(Beginning of RECORDS SHOWN)
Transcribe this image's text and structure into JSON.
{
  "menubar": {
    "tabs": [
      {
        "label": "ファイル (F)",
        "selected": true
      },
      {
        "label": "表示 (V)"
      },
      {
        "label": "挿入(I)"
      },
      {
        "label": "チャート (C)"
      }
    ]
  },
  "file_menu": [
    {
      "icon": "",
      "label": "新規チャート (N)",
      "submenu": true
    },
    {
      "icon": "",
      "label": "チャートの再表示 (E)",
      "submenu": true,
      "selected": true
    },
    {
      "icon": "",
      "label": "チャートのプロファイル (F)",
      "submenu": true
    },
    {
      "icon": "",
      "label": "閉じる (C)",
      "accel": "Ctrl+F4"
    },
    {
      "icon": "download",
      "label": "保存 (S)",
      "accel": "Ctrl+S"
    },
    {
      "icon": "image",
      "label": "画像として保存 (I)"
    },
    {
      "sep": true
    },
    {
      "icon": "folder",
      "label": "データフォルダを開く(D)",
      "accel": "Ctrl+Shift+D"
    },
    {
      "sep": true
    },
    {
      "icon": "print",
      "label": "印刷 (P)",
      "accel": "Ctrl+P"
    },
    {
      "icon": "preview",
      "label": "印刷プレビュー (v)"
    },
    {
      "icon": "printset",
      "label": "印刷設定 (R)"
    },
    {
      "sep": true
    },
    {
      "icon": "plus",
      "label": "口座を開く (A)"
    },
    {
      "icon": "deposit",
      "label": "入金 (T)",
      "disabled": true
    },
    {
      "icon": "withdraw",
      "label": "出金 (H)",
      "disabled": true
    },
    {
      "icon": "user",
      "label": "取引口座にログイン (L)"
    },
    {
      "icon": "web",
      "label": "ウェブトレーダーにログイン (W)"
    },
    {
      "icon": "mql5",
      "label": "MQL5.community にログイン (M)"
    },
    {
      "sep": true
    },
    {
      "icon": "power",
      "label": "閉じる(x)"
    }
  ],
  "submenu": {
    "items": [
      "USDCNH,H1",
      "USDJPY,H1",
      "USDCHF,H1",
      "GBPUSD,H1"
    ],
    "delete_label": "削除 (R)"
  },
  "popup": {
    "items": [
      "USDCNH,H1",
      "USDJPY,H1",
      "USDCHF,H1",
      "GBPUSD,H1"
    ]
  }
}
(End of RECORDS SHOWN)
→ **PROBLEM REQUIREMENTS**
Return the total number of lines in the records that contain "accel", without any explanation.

→ **SOLUTION TO THIS TASK**
4